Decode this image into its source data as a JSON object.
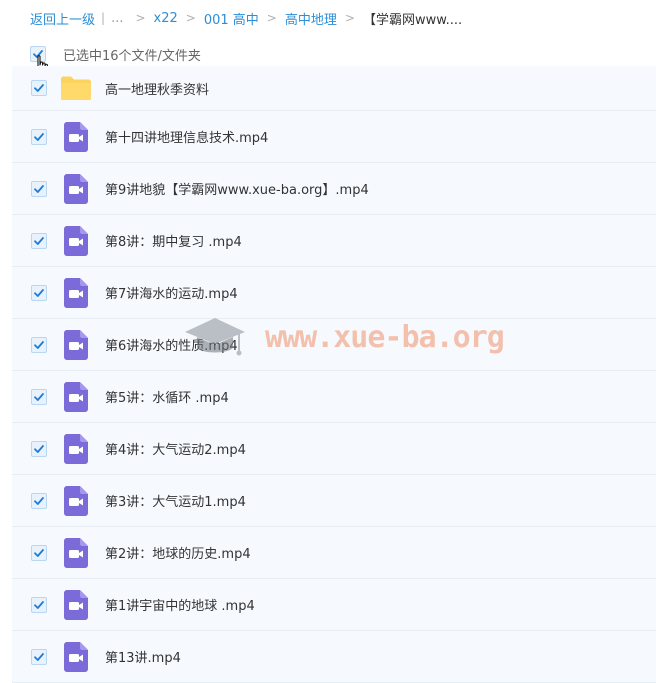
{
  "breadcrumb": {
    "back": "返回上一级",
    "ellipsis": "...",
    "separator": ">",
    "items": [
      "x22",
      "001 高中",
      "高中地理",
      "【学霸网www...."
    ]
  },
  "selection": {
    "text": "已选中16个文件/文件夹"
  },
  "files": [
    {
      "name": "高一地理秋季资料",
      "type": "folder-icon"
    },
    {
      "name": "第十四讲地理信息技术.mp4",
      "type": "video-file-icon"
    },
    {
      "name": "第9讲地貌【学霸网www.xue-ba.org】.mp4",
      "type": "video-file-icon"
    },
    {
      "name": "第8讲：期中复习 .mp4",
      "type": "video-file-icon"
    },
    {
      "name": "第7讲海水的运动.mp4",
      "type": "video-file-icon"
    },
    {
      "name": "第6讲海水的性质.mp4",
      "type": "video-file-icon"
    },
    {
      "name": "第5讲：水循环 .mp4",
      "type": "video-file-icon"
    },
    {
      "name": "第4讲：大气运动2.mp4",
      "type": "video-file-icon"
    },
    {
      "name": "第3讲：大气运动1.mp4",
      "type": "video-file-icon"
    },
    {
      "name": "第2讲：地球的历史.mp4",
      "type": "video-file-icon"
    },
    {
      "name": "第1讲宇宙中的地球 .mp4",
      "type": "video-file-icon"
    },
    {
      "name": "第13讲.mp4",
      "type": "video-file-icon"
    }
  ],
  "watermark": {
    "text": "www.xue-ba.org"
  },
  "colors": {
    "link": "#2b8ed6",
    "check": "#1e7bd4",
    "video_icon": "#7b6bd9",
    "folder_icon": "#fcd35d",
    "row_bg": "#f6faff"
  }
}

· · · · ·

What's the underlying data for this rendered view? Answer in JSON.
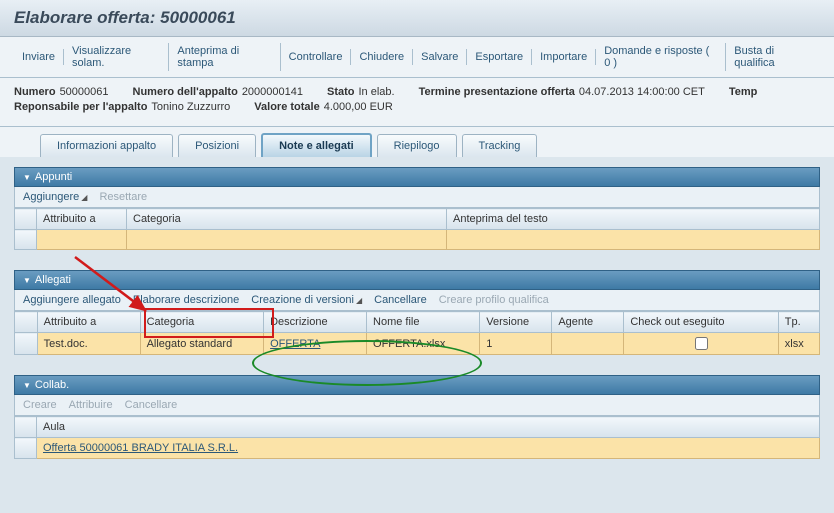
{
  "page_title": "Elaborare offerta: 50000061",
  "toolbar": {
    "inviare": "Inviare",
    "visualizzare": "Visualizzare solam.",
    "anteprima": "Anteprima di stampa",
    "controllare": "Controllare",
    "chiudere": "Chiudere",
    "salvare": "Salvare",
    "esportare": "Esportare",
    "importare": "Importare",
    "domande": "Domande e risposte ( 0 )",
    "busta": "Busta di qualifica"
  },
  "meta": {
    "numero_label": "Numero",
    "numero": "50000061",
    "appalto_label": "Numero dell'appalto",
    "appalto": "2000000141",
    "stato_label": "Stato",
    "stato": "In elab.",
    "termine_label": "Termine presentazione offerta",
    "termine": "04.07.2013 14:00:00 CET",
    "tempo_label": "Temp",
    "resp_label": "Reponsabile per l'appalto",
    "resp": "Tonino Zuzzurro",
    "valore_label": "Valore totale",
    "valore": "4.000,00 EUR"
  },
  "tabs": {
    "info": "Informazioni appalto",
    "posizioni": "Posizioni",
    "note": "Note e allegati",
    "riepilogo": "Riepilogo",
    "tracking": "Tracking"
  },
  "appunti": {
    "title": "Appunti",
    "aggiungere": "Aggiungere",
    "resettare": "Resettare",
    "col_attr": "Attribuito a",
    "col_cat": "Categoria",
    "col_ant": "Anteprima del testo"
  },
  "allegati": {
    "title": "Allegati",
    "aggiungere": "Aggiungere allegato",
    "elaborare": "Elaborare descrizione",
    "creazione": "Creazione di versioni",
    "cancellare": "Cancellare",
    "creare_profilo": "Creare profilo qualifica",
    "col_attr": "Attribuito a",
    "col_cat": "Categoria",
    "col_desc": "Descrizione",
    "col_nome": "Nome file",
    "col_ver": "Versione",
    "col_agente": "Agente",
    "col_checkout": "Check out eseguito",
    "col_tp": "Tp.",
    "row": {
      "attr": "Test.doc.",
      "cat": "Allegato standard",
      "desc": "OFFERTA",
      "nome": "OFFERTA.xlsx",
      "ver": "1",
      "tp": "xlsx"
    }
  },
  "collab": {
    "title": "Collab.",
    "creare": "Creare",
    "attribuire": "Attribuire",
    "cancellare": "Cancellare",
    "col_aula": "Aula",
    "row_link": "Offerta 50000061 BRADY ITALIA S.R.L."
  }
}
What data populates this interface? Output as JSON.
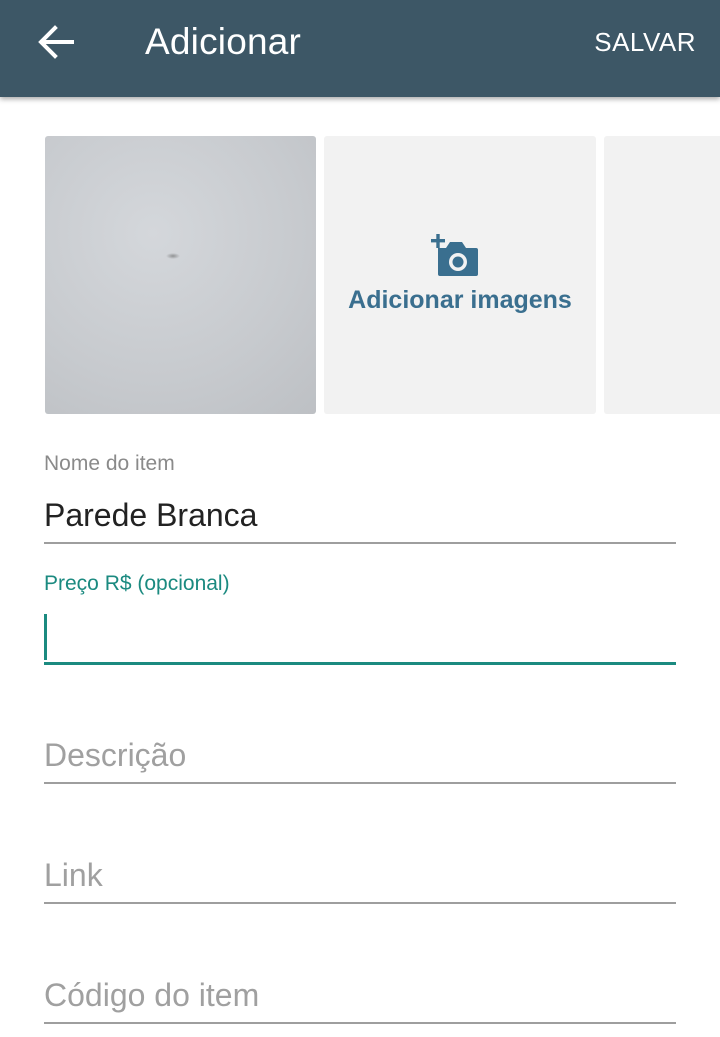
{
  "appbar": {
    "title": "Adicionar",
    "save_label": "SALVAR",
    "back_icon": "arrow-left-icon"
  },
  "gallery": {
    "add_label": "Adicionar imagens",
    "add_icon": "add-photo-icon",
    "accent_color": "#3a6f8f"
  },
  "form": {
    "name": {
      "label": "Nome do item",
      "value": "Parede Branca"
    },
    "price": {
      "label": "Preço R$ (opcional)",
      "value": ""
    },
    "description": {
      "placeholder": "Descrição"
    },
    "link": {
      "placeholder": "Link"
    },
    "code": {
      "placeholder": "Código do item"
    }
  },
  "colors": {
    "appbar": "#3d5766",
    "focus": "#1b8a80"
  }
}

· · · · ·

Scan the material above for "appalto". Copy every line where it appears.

    "appalto_label": "Numero dell'appalto",
    "appalto": "2000000141",
    "resp_label": "Reponsabile per l'appalto",
    "info": "Informazioni appalto",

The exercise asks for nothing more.